The data will eventually give a greater insight into the trade in stolen card details, said CloudEyeZ founder Dan Clements.
A new security project is monitoring in real time the price of stolen credit-card data sold in underground forums, which may eventually reveal emerging cybercrime trends.
The company behind it, CloudeyeZ, is publishing the data it collects, called the "Underground Activity Index," daily on its website, said founder Dan Clements. The company offers several services centered around finding stolen data and matching it with the organization that was breached.
The project, which is run by CloudeyeZ team member Nikolay Danev of Bulgaria, is a somewhat new approach.
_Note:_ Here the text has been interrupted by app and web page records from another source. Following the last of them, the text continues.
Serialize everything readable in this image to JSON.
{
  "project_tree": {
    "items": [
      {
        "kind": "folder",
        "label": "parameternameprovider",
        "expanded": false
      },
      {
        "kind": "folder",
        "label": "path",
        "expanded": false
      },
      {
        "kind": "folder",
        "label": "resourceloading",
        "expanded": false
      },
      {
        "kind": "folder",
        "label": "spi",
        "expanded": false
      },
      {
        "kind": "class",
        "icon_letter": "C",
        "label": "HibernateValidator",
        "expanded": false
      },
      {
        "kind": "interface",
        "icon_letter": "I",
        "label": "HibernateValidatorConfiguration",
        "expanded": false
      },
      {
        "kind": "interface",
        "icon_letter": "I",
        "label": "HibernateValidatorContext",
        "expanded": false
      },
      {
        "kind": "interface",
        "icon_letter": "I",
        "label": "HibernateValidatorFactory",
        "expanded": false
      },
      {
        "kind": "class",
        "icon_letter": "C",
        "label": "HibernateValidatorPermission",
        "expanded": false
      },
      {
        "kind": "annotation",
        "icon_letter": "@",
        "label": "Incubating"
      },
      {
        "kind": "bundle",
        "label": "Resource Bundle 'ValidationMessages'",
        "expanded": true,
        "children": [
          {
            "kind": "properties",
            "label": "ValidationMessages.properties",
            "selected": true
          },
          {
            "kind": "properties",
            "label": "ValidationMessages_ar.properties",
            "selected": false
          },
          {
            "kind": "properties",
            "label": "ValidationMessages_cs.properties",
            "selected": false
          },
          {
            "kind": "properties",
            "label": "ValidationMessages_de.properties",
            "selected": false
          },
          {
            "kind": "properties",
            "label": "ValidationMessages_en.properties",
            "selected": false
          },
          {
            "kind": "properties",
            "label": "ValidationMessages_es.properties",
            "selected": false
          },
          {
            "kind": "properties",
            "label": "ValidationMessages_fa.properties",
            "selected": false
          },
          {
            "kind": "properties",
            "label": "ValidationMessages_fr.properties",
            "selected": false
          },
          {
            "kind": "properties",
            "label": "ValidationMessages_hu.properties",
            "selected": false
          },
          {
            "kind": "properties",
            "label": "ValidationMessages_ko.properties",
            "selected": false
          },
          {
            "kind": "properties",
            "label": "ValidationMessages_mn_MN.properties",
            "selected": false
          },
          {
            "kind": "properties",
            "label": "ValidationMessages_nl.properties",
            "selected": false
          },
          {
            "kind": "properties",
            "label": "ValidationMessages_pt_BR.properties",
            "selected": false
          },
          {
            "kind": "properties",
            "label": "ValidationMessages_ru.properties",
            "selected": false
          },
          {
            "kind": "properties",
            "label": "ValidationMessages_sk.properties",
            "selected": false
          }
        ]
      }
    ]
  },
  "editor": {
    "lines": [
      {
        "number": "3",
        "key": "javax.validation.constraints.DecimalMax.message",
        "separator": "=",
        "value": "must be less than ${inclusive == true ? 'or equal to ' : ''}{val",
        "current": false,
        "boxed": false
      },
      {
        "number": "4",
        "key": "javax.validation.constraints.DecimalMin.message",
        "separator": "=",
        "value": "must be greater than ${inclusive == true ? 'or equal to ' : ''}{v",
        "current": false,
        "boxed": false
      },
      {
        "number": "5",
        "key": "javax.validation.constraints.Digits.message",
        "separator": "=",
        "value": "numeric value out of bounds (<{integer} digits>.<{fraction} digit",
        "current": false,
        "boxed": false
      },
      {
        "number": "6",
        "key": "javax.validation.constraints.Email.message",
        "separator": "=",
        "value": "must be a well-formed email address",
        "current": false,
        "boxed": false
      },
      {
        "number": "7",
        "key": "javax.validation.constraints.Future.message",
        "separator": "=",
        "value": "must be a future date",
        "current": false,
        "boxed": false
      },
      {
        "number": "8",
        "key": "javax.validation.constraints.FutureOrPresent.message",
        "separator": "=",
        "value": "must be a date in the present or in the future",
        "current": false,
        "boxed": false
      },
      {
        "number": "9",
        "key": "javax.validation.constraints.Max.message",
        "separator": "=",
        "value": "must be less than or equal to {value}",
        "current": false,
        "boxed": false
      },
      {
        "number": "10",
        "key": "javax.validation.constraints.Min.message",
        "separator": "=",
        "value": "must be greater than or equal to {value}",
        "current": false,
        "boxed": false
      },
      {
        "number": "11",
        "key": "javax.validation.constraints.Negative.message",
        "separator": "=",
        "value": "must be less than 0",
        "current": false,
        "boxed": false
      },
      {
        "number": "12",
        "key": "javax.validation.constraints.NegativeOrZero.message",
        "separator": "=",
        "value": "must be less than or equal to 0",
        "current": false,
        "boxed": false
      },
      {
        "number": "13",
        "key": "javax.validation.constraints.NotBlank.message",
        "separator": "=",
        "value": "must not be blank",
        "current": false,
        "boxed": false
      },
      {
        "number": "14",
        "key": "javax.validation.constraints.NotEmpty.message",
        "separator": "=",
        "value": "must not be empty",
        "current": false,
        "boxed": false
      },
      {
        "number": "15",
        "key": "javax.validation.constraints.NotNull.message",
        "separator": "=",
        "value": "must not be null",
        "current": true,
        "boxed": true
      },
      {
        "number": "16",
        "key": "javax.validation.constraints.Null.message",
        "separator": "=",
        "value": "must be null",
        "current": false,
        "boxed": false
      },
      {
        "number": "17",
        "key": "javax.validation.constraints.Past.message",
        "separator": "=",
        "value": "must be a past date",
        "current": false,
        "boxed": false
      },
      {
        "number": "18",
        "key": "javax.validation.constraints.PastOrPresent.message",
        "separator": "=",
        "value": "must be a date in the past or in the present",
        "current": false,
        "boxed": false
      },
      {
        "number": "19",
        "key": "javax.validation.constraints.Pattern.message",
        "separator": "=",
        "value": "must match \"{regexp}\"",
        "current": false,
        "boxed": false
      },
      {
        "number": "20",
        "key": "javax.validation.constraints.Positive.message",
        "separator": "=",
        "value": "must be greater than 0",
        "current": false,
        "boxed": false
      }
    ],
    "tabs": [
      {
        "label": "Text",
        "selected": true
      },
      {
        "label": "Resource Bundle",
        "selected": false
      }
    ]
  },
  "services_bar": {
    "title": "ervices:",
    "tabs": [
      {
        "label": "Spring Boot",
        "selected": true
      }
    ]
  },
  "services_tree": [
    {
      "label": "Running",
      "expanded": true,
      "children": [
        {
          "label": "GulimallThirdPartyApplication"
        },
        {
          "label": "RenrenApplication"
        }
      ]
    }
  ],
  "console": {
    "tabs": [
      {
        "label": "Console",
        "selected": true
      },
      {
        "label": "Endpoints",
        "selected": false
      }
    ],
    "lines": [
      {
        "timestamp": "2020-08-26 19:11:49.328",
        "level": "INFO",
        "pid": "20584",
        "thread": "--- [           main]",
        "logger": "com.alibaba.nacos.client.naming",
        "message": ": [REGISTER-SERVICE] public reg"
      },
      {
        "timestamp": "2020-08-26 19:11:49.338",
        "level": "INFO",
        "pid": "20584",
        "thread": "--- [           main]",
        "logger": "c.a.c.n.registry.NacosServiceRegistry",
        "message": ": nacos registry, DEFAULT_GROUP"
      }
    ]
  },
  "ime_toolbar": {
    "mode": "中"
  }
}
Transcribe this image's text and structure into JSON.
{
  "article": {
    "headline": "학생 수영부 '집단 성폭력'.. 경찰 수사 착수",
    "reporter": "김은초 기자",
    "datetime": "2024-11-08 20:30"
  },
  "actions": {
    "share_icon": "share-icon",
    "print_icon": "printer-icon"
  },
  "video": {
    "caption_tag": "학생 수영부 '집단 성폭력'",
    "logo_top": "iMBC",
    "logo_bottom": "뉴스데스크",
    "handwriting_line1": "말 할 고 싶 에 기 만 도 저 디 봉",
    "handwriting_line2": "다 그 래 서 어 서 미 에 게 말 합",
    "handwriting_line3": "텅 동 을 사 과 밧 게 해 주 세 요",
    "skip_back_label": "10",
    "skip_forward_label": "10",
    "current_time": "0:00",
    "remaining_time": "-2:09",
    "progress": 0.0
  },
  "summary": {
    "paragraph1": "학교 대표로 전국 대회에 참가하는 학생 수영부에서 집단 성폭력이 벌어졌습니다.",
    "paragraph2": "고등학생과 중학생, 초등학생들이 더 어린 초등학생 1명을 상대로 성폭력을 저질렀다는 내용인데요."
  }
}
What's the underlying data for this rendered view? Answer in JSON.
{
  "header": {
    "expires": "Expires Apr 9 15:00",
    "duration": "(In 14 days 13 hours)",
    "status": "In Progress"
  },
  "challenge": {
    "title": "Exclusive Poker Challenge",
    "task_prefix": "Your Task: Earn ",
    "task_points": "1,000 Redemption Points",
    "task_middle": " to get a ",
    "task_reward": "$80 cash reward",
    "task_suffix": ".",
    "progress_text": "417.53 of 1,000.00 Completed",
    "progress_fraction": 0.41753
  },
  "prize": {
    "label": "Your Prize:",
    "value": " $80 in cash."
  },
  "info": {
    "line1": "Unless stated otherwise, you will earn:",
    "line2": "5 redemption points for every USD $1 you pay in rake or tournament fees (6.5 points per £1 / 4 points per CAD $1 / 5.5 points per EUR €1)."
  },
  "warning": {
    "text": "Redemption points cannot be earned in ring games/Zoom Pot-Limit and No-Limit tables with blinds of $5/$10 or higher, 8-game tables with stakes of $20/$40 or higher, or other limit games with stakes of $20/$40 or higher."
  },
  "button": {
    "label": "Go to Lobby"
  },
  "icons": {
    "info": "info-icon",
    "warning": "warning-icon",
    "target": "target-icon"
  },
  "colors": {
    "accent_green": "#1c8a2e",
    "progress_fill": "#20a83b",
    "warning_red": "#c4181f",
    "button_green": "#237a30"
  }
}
While major security vendors have periodically published information on how much stolen credit card data sells for, the data hasn't been in real time.
"We never really thought we would kind of bring the intelligence out of the closet and put it up somewhere where you could watch it," Clement said.
CloudeyeZ, based in California, is collecting the data using bots, or automated programs that can scrape and collate data from seven of the major English-speaking forums. There are many more such forums on the Internet. Clements said the sites chosen to collect the statistics are representative enough "where we might be able to see fluctuations in the supply and demand in the cards in the underground."
The URLs of the sites are not included in the published data. The forums are typically password protected, with membership strictly limited to vetted participants, although law enforcement and security researchers have managed to infiltrate the forums.
Hackers specialize in collecting card data and then sell it in the forums to other fraudsters, who try to buy goods online or create fake cards in an attempt to cash out.
CloudeyeZ is monitoring more than 300,000 sets of card details, which mostly are U.S. cards including Visa, MasterCard, Discovery and American Express. Visa cards appear to be the most popular, which CloudeyeZ attributes to the large number of cards in circulation, which has also made those the cheapest cards at around $2 each.
The project has only been running for about three weeks, so it is too early to spot trends. But CloudeyeZ hopes the monitoring will reveal factors that influence prices, such as law enforcement actions, Clements said.